■ Required work:
Once the pictures have been excluded, set down each remaining entry word for word.

================================

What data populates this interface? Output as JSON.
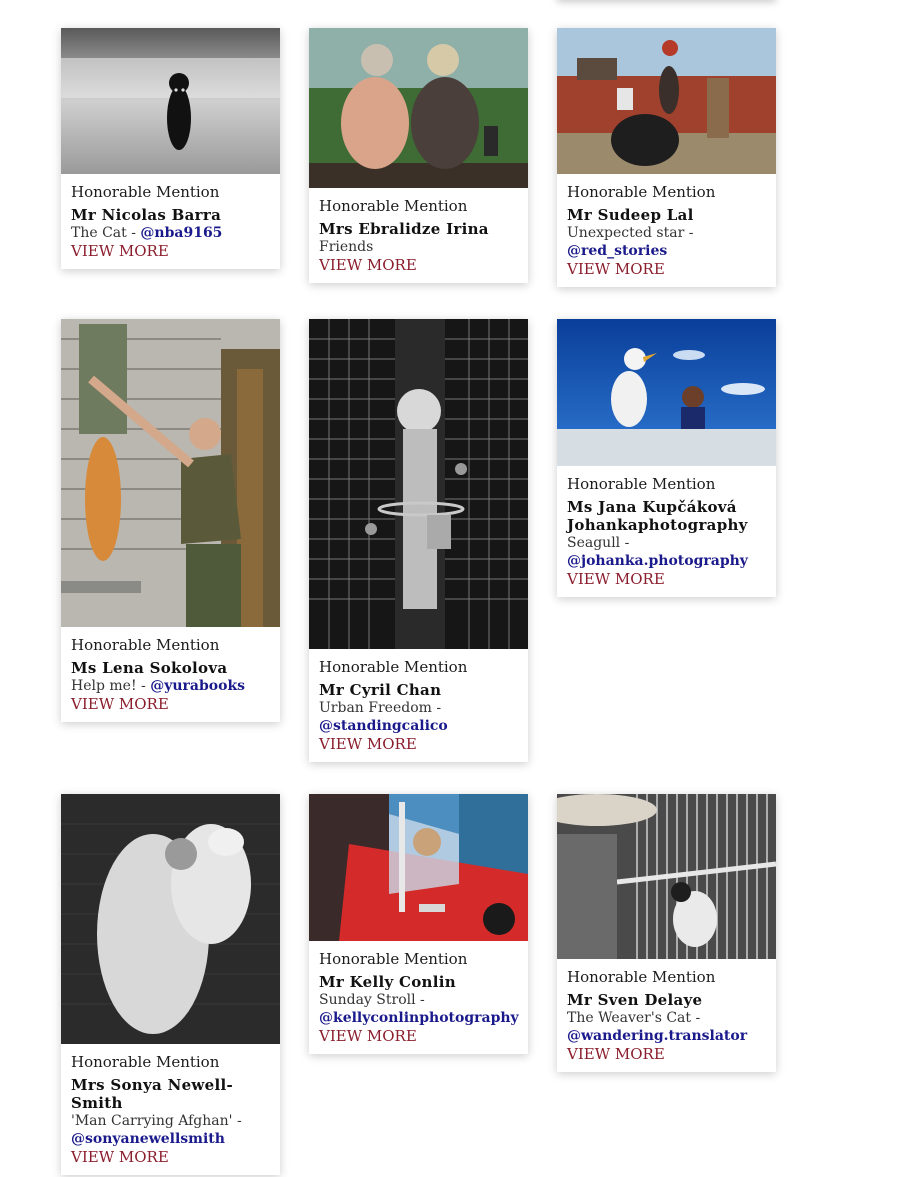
{
  "cards": [
    {
      "award": "Honorable Mention",
      "name": "Mr  Nicolas  Barra",
      "title": "The Cat  -",
      "handle": "@nba9165",
      "link": "VIEW MORE"
    },
    {
      "award": "Honorable Mention",
      "name": "Mrs  Ebralidze  Irina",
      "title": "Friends",
      "handle": "",
      "link": "VIEW MORE"
    },
    {
      "award": "Honorable Mention",
      "name": "Mr  Sudeep  Lal",
      "title": "Unexpected star  -",
      "handle": "@red_stories",
      "link": "VIEW MORE"
    },
    {
      "award": "Honorable Mention",
      "name": "Ms  Lena  Sokolova",
      "title": "Help me!  -",
      "handle": "@yurabooks",
      "link": "VIEW MORE"
    },
    {
      "award": "Honorable Mention",
      "name": "Mr  Cyril  Chan",
      "title": "Urban Freedom  -",
      "handle": "@standingcalico",
      "link": "VIEW MORE"
    },
    {
      "award": "Honorable Mention",
      "name": "Ms  Jana  Kupčáková  Johankaphotography",
      "title": "Seagull  -",
      "handle": "@johanka.photography",
      "link": "VIEW MORE"
    },
    {
      "award": "Honorable Mention",
      "name": "Mrs  Sonya  Newell-Smith",
      "title": "'Man Carrying Afghan'  -",
      "handle": "@sonyanewellsmith",
      "link": "VIEW MORE"
    },
    {
      "award": "Honorable Mention",
      "name": "Mr  Kelly  Conlin",
      "title": "Sunday Stroll  -",
      "handle": "@kellyconlinphotography",
      "link": "VIEW MORE"
    },
    {
      "award": "Honorable Mention",
      "name": "Mr  Sven  Delaye",
      "title": "The Weaver's Cat  -",
      "handle": "@wandering.translator",
      "link": "VIEW MORE"
    }
  ]
}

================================

■ Problem solution:
What data populates this interface? Output as JSON.
{
  "cards": [
    {
      "award": "Honorable Mention",
      "name": "Mr  Nicolas  Barra",
      "title": "The Cat  -",
      "handle": "@nba9165",
      "link": "VIEW MORE"
    },
    {
      "award": "Honorable Mention",
      "name": "Mrs  Ebralidze  Irina",
      "title": "Friends",
      "handle": "",
      "link": "VIEW MORE"
    },
    {
      "award": "Honorable Mention",
      "name": "Mr  Sudeep  Lal",
      "title": "Unexpected star  -",
      "handle": "@red_stories",
      "link": "VIEW MORE"
    },
    {
      "award": "Honorable Mention",
      "name": "Ms  Lena  Sokolova",
      "title": "Help me!  -",
      "handle": "@yurabooks",
      "link": "VIEW MORE"
    },
    {
      "award": "Honorable Mention",
      "name": "Mr  Cyril  Chan",
      "title": "Urban Freedom  -",
      "handle": "@standingcalico",
      "link": "VIEW MORE"
    },
    {
      "award": "Honorable Mention",
      "name": "Ms  Jana  Kupčáková  Johankaphotography",
      "title": "Seagull  -",
      "handle": "@johanka.photography",
      "link": "VIEW MORE"
    },
    {
      "award": "Honorable Mention",
      "name": "Mrs  Sonya  Newell-Smith",
      "title": "'Man Carrying Afghan'  -",
      "handle": "@sonyanewellsmith",
      "link": "VIEW MORE"
    },
    {
      "award": "Honorable Mention",
      "name": "Mr  Kelly  Conlin",
      "title": "Sunday Stroll  -",
      "handle": "@kellyconlinphotography",
      "link": "VIEW MORE"
    },
    {
      "award": "Honorable Mention",
      "name": "Mr  Sven  Delaye",
      "title": "The Weaver's Cat  -",
      "handle": "@wandering.translator",
      "link": "VIEW MORE"
    }
  ]
}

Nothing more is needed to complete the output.